Carney and Amundson should be rotation players, and Wright will start at small forward. Ekpe Udoh is out for six months, and when he comes back, he’ll be 24 years old already. Good lottery pick, guys! Jeremy Lin’s name will be on a lot of fans’ jerseys, though Lin himself will mostly stay on the bench. He’s currently so raw that swingman and D-League alum Reggie Williams is slotted as the backup point guard. Smart has discussed playing Brandan Wright at the 3 as well as the 4, which won’t matter once Wright injures himself again.
C.J. Watson has fled Oakland to back up Derrick Rose and flee the wrath of Floyd Mayweather. Anthony Morrow left to shoot three-pointers for a Russian billionaire in Newark. Randolph, Turiaf, and Azubuike are in New York providing bench minutes for the Knicks and expiring contracts for a Carmelo Anthony trade. Anthony Tolliver signed with the T-Wolves, because once a team is starting Darko and Supercool Beas, why not?

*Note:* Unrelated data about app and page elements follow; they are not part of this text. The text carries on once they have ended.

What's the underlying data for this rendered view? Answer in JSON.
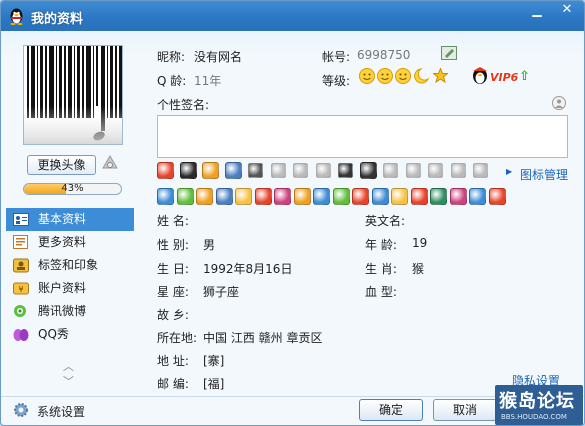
{
  "window": {
    "title": "我的资料",
    "minimize_icon": "minimize-icon",
    "close_icon": "close-icon"
  },
  "sidebar": {
    "change_avatar_label": "更换头像",
    "progress_text": "43%",
    "progress_value": 0.43,
    "items": [
      {
        "label": "基本资料",
        "icon": "profile-card-icon",
        "active": true
      },
      {
        "label": "更多资料",
        "icon": "document-icon",
        "active": false
      },
      {
        "label": "标签和印象",
        "icon": "tag-icon",
        "active": false
      },
      {
        "label": "账户资料",
        "icon": "wallet-icon",
        "active": false
      },
      {
        "label": "腾讯微博",
        "icon": "weibo-icon",
        "active": false
      },
      {
        "label": "QQ秀",
        "icon": "qqshow-icon",
        "active": false
      }
    ],
    "system_settings_label": "系统设置"
  },
  "profile": {
    "nickname_label": "昵称:",
    "nickname_value": "没有网名",
    "account_label": "帐号:",
    "account_value": "6998750",
    "age_label": "Q 龄:",
    "age_value": "11年",
    "level_label": "等级:",
    "vip_text": "VIP6",
    "signature_label": "个性签名:"
  },
  "icon_manage_label": "图标管理",
  "details": {
    "name_label": "姓  名:",
    "english_name_label": "英文名:",
    "gender_label": "性  别:",
    "gender_value": "男",
    "age_label": "年  龄:",
    "age_value": "19",
    "birthday_label": "生  日:",
    "birthday_value": "1992年8月16日",
    "zodiac_label": "生  肖:",
    "zodiac_value": "猴",
    "constellation_label": "星  座:",
    "constellation_value": "狮子座",
    "blood_label": "血  型:",
    "hometown_label": "故  乡:",
    "location_label": "所在地:",
    "location_value": "中国  江西  赣州  章贡区",
    "address_label": "地  址:",
    "address_value": "[寨]",
    "postcode_label": "邮  编:",
    "postcode_value": "[福]"
  },
  "privacy_label": "隐私设置",
  "buttons": {
    "ok": "确定",
    "cancel": "取消"
  },
  "watermark": {
    "main": "猴岛论坛",
    "sub": "BBS.HOUDAO.COM"
  },
  "colors": {
    "titlebar": "#2b76c2",
    "accent": "#3c8cd7",
    "link": "#1d63b8",
    "vip": "#e03a1a"
  }
}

The team is built around Stephen Curry and David Lee. While that doesn’t scream “championship core,” they’re both nice players, and should be highly effective on the pick-and-roll. Don’t expect a ton of one-on-one defense. Monta Ellis scores in bunches, but he also takes more ill-advised shots than Braylon Edwards. If he can pull a Josh Smith and give up on long, contested jumpers, he’d help the team immensely. Andris Biedrins is still only 24, and just one year removed from averaging 12 points and 11 rebounds a game. And he can’t possibly shoot 16% from the line again, can he?
They’re unlikely to make the playoffs, but they’re unlikely to lose sixty games. They’re also very unlikely to run out of players in a game, something that happened twice last year. Last year, the Warriors were a mediocre team that played D-Leaguers 33 minutes a game, and occasionally upset playoff teams while using only five players for 48 minutes. This year, they’re just going to be regular mediocre, before the serious revamping begins next summer. Which is probably just fine with the fans: they just want to someday, finally, win a lot of basketball games.